A Vulture Best Short Book
A She Reads Indie Book Club Pick for Summer
“Alexis Smith’s brilliant debut novel is filled with kaleidoscopic pleasures. Line by line, in and out of time, this is a haunted, joyful, beautiful book—a true gift.” —Karen Russell
“Her story could be told in other people’s things. The postcards and the photographs. A garnet ring and a needlepoint of the homestead. The aprons hanging from her kitchen door. Her soft, faded, dog-eared copy of Little House in the Big Woods. A closet full of dresses sewn before she was born. All these things tell a story, but is it hers?”
Isabel is a single twenty-something in Portland, Oregon, who repairs damaged books in the basement of the local library, dreaming of a life she can’t quite reach. She is filled with longing—for a life in Amsterdam even though she’s never visited, for the unrequited love of a coworker, for a simpler time from her childhood in Alaska among the threatened glaciers she loves, and for the perfect vintage dress to wear to a party that just might change everything.
Unfolding over the course of a single day, Alexis M. Smith’s shimmering debut finds Isabel looking into her past—remembering her parents’ separation, a meeting with an astrologer, and a life-changing encounter with a glacier—and shows us how fleeting, everyday moments can reveal an entire life. In classic movies, in old photographs and unsent postcards, rare books, and thrifted gems, Glaciers tells the story of a young woman’s love of the past and a hope to make something new and all her own.

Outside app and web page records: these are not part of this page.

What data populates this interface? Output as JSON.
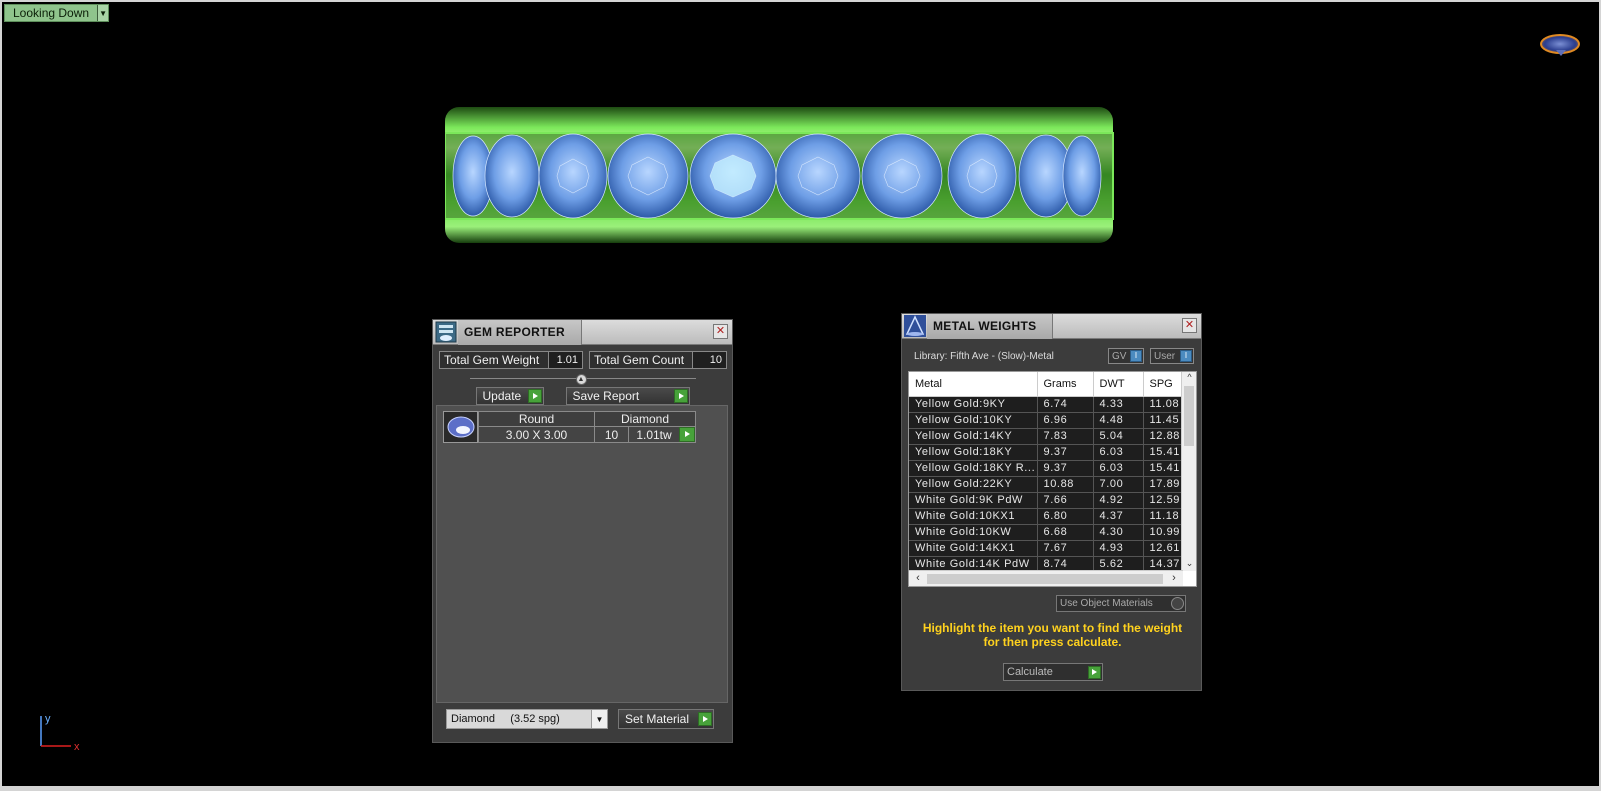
{
  "viewport": {
    "view_label": "Looking Down",
    "axis": {
      "y": "y",
      "x": "x"
    }
  },
  "gem_reporter": {
    "title": "GEM REPORTER",
    "total_weight_label": "Total Gem Weight",
    "total_weight_value": "1.01",
    "total_count_label": "Total Gem Count",
    "total_count_value": "10",
    "update_label": "Update",
    "save_report_label": "Save Report",
    "gem": {
      "shape": "Round",
      "material": "Diamond",
      "size": "3.00 X 3.00",
      "count": "10",
      "weight": "1.01tw"
    },
    "material_select_value": "Diamond     (3.52 spg)",
    "set_material_label": "Set Material"
  },
  "metal_weights": {
    "title": "METAL WEIGHTS",
    "library": "Library: Fifth Ave - (Slow)-Metal",
    "toggle_gv": "GV",
    "toggle_user": "User",
    "columns": [
      "Metal",
      "Grams",
      "DWT",
      "SPG"
    ],
    "rows": [
      [
        "Yellow Gold:9KY",
        "6.74",
        "4.33",
        "11.08"
      ],
      [
        "Yellow Gold:10KY",
        "6.96",
        "4.48",
        "11.45"
      ],
      [
        "Yellow Gold:14KY",
        "7.83",
        "5.04",
        "12.88"
      ],
      [
        "Yellow Gold:18KY",
        "9.37",
        "6.03",
        "15.41"
      ],
      [
        "Yellow Gold:18KY R...",
        "9.37",
        "6.03",
        "15.41"
      ],
      [
        "Yellow Gold:22KY",
        "10.88",
        "7.00",
        "17.89"
      ],
      [
        "White Gold:9K PdW",
        "7.66",
        "4.92",
        "12.59"
      ],
      [
        "White Gold:10KX1",
        "6.80",
        "4.37",
        "11.18"
      ],
      [
        "White Gold:10KW",
        "6.68",
        "4.30",
        "10.99"
      ],
      [
        "White Gold:14KX1",
        "7.67",
        "4.93",
        "12.61"
      ],
      [
        "White Gold:14K PdW",
        "8.74",
        "5.62",
        "14.37"
      ]
    ],
    "use_object_materials": "Use Object Materials",
    "hint_line1": "Highlight the item you want to find the weight",
    "hint_line2": "for then press calculate.",
    "calculate_label": "Calculate"
  }
}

Maris Kreizman is the host of The Maris Review, a weekly literary podcast from Lit Hub. Her work has appeared in New York Magazine, The New York Times, The Wall Street Journal, The Atlantic, Vanity Fair, Esquire, The New Republic, and more. Her essay collection, I Want To Burn This Place Down, is forthcoming from Ecco/HarperCollins.
— Publishers Weekly, Starred Review
An Alaskan childhood and dreams of faraway cities such as Amsterdam inform Alexis M. Smith's Glaciers, a delicate debut novel set in Portland. . . . that reveals in short, memory-soaked postcards of prose a day in the life of twentysomething library worker Isabel.
This novella is a tribute to quiet, meaningful moments: a languid morning, an assessment in a mirror, a chance encounter. Glaciers is unhurried but precise; Glaciers is vast but expertly contained; Glaciers is perfect.
Delighted me the whole way through.
— Maria Semple, New York Times Book Review
A spare, beautifully written first novel.
— Library Journal
Truly beautiful and profound.
— Parnassus Musing
Glaciers, Alexis Smith’s brilliant debut novel, is filled with kaleidoscopic pleasures. Using prose as clear as pure, cold air, Smith moves the narrative vertically as well as horizontally, each ticking minute yielding more insights into a young woman’s life revealed over one single day. The past, present, and imaginary future stream into beautifully unstable geometries: Isabel's childhood snows from her youth in Alaska are juxtaposed against her adult trip to a vintage thrift store; her hopes for an evening party push against the echoes of war that haunt a young soldier whom she loves. Line by line, in and out of time, this is a haunted, joyful, beautiful book—a true gift.
— Karen Russell
A delicate and piercing first novel. Glaciers is like a vintage dress: charming, understated and glinting with memories of loneliness and love.
— Jane Mendelsohn
Alexis M. Smith's Glaciers is a quietly powerful fairy tale. Smith's voice, patient and understated and precise captures the poetry of loss and longing.
— Cara Hoffman
Glaciers is a carefully precise and beautiful meditation on one young woman’s restless heart. It resonates like a haunting postcard from someone else’s life.
— Kevin Sampsell
I cannot easily remember the last time I've been so deeply moved as in this quiet treasure.
— Douglas A. Martin